- PromiseProxy
, PromiseArray
, etc.

Make sure the CP
is still valid when the async
dependency is in an unfulfi
lled state

-If there’
s a consistent problem in a runloop use = true

- If using chrome make sure the ‘async’

check box on the inspector is enabled
- If the browser stack trace isn’t useful
take a look the error

s ‘stack’

- Check server responses
- Set a breakpoint and check if the observer
is fi
ring as intended
- Make sure you’ve added .on(‘init’) if

Ember Data Model

A small companion guide

  • Start at the template. The template is the source of truth for what goes on the screen, and Ember's handy inspector makes it
    quick to confirm the state of all those bound values. If the page rendered incorrectly it means a bound value somewhere isn't what I was expecting.
    From there I go to each incorrect value and try to determine how it was set, essentially recursing back through the flowchart.

  • Blank screens and no error? Start logging. In some apps the way I've (poorly) set up my routes and their error handling will lead to a route swallowing
    an error during a transition. If I come across a blank page with no error I'll normally set LOG_TRANSITIONS_INTERNAL: true like the debugging guide
    demonstrates. Then tracking down the failed route hook is a snap.

  • Check computed property dependent keys I've shot myself in the foot countless times from typos or plain mistakes in computed property keys. If I write a property whose keys don't
    correspond to the get() calls inside, I try to write a comment saying why.

  • I <3 developer tools I couldn't get through my working day if I didn't have the Chrome developer tools. Half of the items on my flowchart involve setting a breakpoint somewhere
    in my app's source code or in the ember source code. I often find myself setting a breakpoint at an obvious place, then navigating up the stack and setting more breakpoints closer to
    what I think is the source of the problem.

  • Use error.stack When the browser pauses on an Ember error, there are many cases where the browser stack trace at that moment won't be very useful. In that case, I check the thrown
    error's stack property. It often has a more informative list of places for me to check.

  • Debug two-way bindings with observers Sometimes I get plain stuck trying to figure out how a value is being changed in a component. Observers to the rescue!
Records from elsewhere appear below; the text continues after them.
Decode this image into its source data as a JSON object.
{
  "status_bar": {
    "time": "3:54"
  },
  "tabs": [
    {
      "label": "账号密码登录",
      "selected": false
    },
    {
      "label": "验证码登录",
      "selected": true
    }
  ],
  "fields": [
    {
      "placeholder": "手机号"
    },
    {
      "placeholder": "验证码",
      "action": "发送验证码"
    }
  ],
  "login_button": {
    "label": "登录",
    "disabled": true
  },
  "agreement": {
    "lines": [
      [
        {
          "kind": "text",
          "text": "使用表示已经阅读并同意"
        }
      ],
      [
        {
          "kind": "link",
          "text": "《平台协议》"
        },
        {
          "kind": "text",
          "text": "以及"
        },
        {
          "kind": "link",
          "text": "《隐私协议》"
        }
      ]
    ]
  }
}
Here's a quick example:

heisenValue: "foo",

  // If heisenValue changes for any reason, the observer will fire synchronously
  // and show me where the change is coming from.
  forDebug:'heisenValue', function() {

  • Check the server response If my Ember Data models aren't showing the right information I'll always take a quick look at the network response
    to make sure the data is what I'd expect before diving in further on the client side. It's saved me a ton of time, especially when working on a new feature.

Take heart!

Debugging can be frustrating, but I've found having a consistent set of steps has made finding run of the mill problems much less taxing.